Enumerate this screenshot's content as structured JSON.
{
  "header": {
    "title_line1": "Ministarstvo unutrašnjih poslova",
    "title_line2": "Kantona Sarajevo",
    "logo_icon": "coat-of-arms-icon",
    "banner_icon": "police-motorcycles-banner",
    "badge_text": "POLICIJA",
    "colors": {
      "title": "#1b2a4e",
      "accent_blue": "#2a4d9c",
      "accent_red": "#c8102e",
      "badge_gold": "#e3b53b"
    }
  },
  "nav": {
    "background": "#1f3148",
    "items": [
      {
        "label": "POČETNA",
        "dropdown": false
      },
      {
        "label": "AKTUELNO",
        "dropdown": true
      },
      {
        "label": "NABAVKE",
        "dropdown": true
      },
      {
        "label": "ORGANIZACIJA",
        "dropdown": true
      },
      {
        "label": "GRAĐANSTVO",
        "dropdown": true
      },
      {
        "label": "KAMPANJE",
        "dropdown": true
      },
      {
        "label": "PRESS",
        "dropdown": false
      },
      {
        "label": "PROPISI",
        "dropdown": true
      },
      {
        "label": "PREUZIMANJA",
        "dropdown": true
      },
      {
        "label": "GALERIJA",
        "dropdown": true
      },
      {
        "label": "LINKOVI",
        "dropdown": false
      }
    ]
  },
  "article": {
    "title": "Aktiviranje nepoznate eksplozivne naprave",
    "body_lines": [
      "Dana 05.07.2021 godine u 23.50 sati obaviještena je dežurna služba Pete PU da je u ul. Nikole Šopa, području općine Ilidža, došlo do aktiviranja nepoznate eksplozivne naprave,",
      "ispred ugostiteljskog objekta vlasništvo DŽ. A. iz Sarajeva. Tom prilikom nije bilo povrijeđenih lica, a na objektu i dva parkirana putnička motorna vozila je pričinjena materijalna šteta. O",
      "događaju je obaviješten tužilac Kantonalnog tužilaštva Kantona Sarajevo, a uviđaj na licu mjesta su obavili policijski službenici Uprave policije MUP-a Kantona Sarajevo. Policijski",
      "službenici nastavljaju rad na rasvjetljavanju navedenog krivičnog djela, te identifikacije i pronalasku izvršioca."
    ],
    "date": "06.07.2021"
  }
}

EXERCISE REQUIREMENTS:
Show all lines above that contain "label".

RESPONSE BOX:
        "label": "POČETNA",
        "label": "AKTUELNO",
        "label": "NABAVKE",
        "label": "ORGANIZACIJA",
        "label": "GRAĐANSTVO",
        "label": "KAMPANJE",
        "label": "PRESS",
        "label": "PROPISI",
        "label": "PREUZIMANJA",
        "label": "GALERIJA",
        "label": "LINKOVI",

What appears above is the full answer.